WASHINGTON (AP) — A specialized District of Columbia police unit that investigates officer-involved shootings is being split up, as the department's leadership says the need for a team focused exclusively on that issue has diminished in the last decade.

The shake-up of the Force Investigation Team program, created in 1999 and credited with helping reduce the number of police-involved shootings, is part of a departmental reorganization, said Police Chief Cathy Lanier. The team is being integrated into the department's internal affairs branch, and while some members have been transferred out, investigations into officer-involved shootings won't change, the chief said.

"The operating procedures, investigative processes and the scrutiny and review of these investigations will remain the same," Lanier said in an email.

Some members will receive training in other aspects of internal affairs cases and others are getting entirely new assignments. Those officers who remain with internal affairs will be trained to do other types of investigations in what police officials believe is a smarter allocation of resources, said Assistant Chief Michael Anzallo.

With a sharp decline in the last decade in police-involved shootings, the need for a unit devoted solely to such investigations is not as critical now as it was when the team was first assembled, he said. There were 32 police-involved shootings in 1998, though most weren't fatal; last year, there were 12, including five fatal shootings, he said.

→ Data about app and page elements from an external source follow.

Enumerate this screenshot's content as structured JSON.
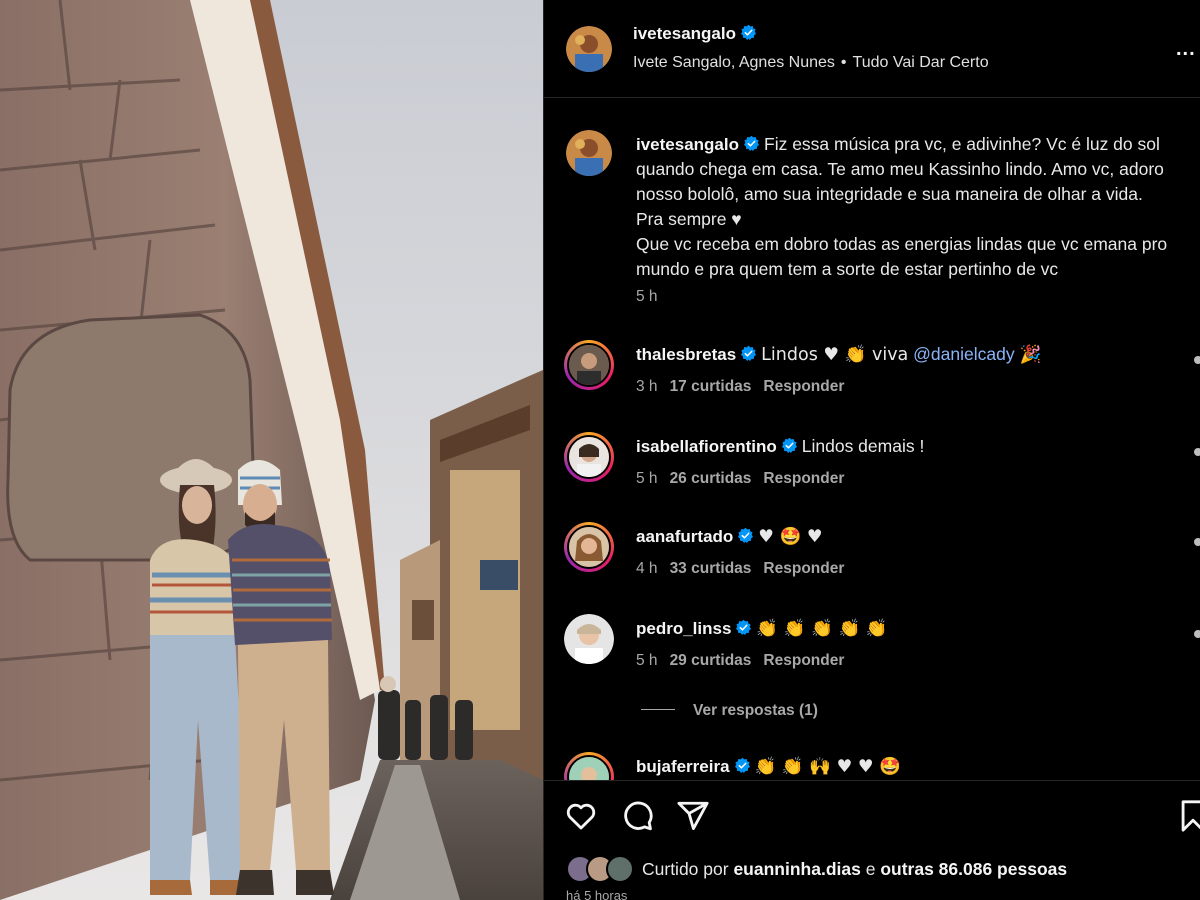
{
  "post": {
    "username": "ivetesangalo",
    "audio": {
      "artists": "Ivete Sangalo, Agnes Nunes",
      "separator": "•",
      "song": "Tudo Vai Dar Certo"
    },
    "more": "..."
  },
  "caption": {
    "username": "ivetesangalo",
    "text": "Fiz essa música pra vc, e adivinhe? Vc é luz do sol\nquando chega em casa. Te amo meu Kassinho lindo. Amo vc, adoro\nnosso bololô, amo sua integridade e sua maneira de olhar a vida.\nPra sempre ♥\nQue vc receba em dobro todas as energias lindas que vc emana pro\nmundo e pra quem tem a sorte de estar pertinho de vc",
    "time": "5 h"
  },
  "comments": [
    {
      "username": "thalesbretas",
      "text": "Lindos ♥ 👏 viva",
      "mention": "@danielcady",
      "tail": "🎉",
      "time": "3 h",
      "likes": "17 curtidas",
      "reply": "Responder"
    },
    {
      "username": "isabellafiorentino",
      "text": "Lindos demais !",
      "time": "5 h",
      "likes": "26 curtidas",
      "reply": "Responder"
    },
    {
      "username": "aanafurtado",
      "text": "♥ 🤩 ♥",
      "time": "4 h",
      "likes": "33 curtidas",
      "reply": "Responder"
    },
    {
      "username": "pedro_linss",
      "text": "👏 👏 👏 👏 👏",
      "time": "5 h",
      "likes": "29 curtidas",
      "reply": "Responder"
    },
    {
      "username": "bujaferreira",
      "text": "👏 👏 🙌 ♥ ♥ 🤩"
    }
  ],
  "view_replies": "Ver respostas (1)",
  "likes": {
    "prefix": "Curtido por",
    "user": "euanninha.dias",
    "joiner": "e",
    "others": "outras 86.086 pessoas"
  },
  "timestamp": "há 5 horas",
  "icons": [
    "heart-icon",
    "comment-icon",
    "share-icon",
    "bookmark-icon",
    "verified-icon",
    "more-icon"
  ],
  "colors": {
    "background": "#000000",
    "verified": "#0095f6",
    "mention": "#8ab4f8",
    "secondary_text": "#a8a8a8"
  }
}
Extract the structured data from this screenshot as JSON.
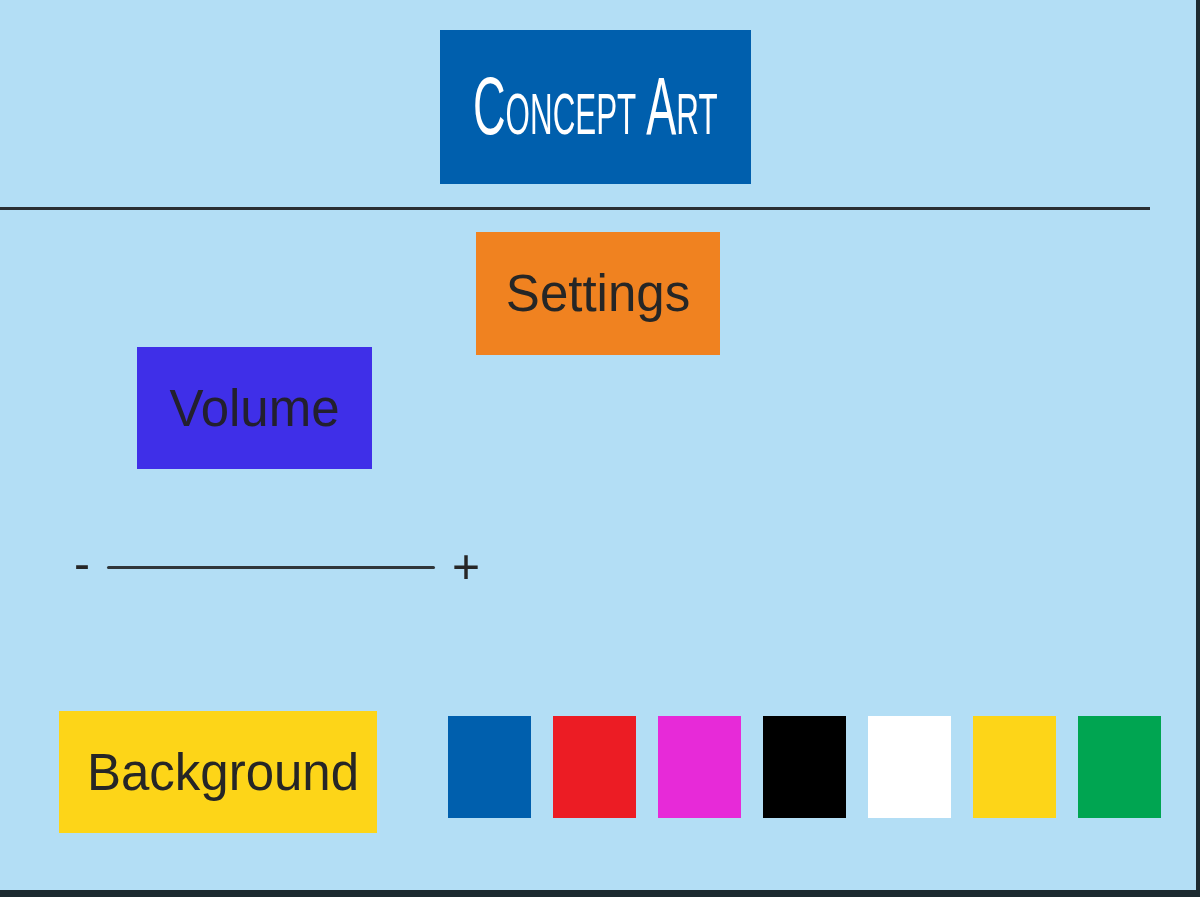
{
  "title": "Concept Art",
  "settings": {
    "heading": "Settings",
    "volume": {
      "label": "Volume",
      "decrease": "-",
      "increase": "+"
    },
    "background": {
      "label": "Background",
      "swatches": [
        {
          "color": "#005fad"
        },
        {
          "color": "#ec1c24"
        },
        {
          "color": "#e72ad8"
        },
        {
          "color": "#000000"
        },
        {
          "color": "#ffffff"
        },
        {
          "color": "#fdd518"
        },
        {
          "color": "#00a551"
        }
      ]
    }
  }
}
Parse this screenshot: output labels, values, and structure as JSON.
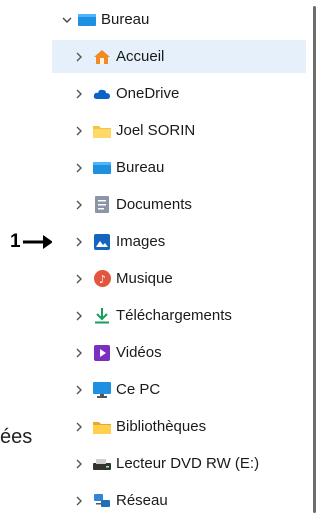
{
  "annotation": {
    "number": "1"
  },
  "clipped_text": "ées",
  "tree": {
    "root": {
      "label": "Bureau",
      "icon": "desktop-icon",
      "expanded": true
    },
    "items": [
      {
        "label": "Accueil",
        "icon": "home-icon",
        "selected": true
      },
      {
        "label": "OneDrive",
        "icon": "cloud-icon"
      },
      {
        "label": "Joel SORIN",
        "icon": "folder-icon"
      },
      {
        "label": "Bureau",
        "icon": "desktop-icon"
      },
      {
        "label": "Documents",
        "icon": "document-icon"
      },
      {
        "label": "Images",
        "icon": "image-icon"
      },
      {
        "label": "Musique",
        "icon": "music-icon"
      },
      {
        "label": "Téléchargements",
        "icon": "download-icon"
      },
      {
        "label": "Vidéos",
        "icon": "video-icon"
      },
      {
        "label": "Ce PC",
        "icon": "computer-icon"
      },
      {
        "label": "Bibliothèques",
        "icon": "library-folder-icon"
      },
      {
        "label": "Lecteur DVD RW (E:)",
        "icon": "dvd-drive-icon"
      },
      {
        "label": "Réseau",
        "icon": "network-icon"
      }
    ]
  },
  "colors": {
    "selected_bg": "#e6f0fa",
    "accent": "#0078d4",
    "folder": "#f6c343"
  }
}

"Everybody's cross-trained to (conduct) internal affairs investigations and use-of-force investigations," said Anzallo, who oversees the department's internal affairs branch.

An internal teletype from last month obtained by The Associated Press identifies seven members who are staying with internal affairs and five who are leaving for entirely new assignments, including patrol and school security bureaus. Lanier said some of the original members did not reapply or were not selected to remain with internal affairs.

Kris Baumann, chairman of the D.C. police officers' union, called the team one of the department's most important units. He said the shakeup was a "loss to everyone and a huge step backward to the city" and questioned whether investigations would be as "professional and impartial as before."

"It was nationally recognized for its work and provided independent, professional investigations into shootings and uses of force," he said in a statement.

The Force Investigation Team program was created under then-Chief Charles Ramsey after a Washington Post series revealed that the D.C. police department had fatally shot more people, compared to the city's total population, than any other big-city police force in the 1990s. The team's original mandate was to focus on cases in which officers shot suspects, but was expanded to include instances of nonlethal force, deaths in custody and general firearm discharges by officers.

Ramsey and then-Mayor Anthony Williams requested an investigation by the Justice Department, which found "a pattern or practice of use of excessive force and avoidable force," that the department was failing to consistently report use of force and that it had an inadequate system for receiving and investigating complaints of misconduct. The Justice Department, which entered into a memorandum of understanding with the police department, made a series of recommendations, including that officers be required to report every use of force.

The team has been recognized for its work, and other law enforcement agencies have reached out to the department for help in improving their investigations into the use-of-force, according to the team's 2000 annual report.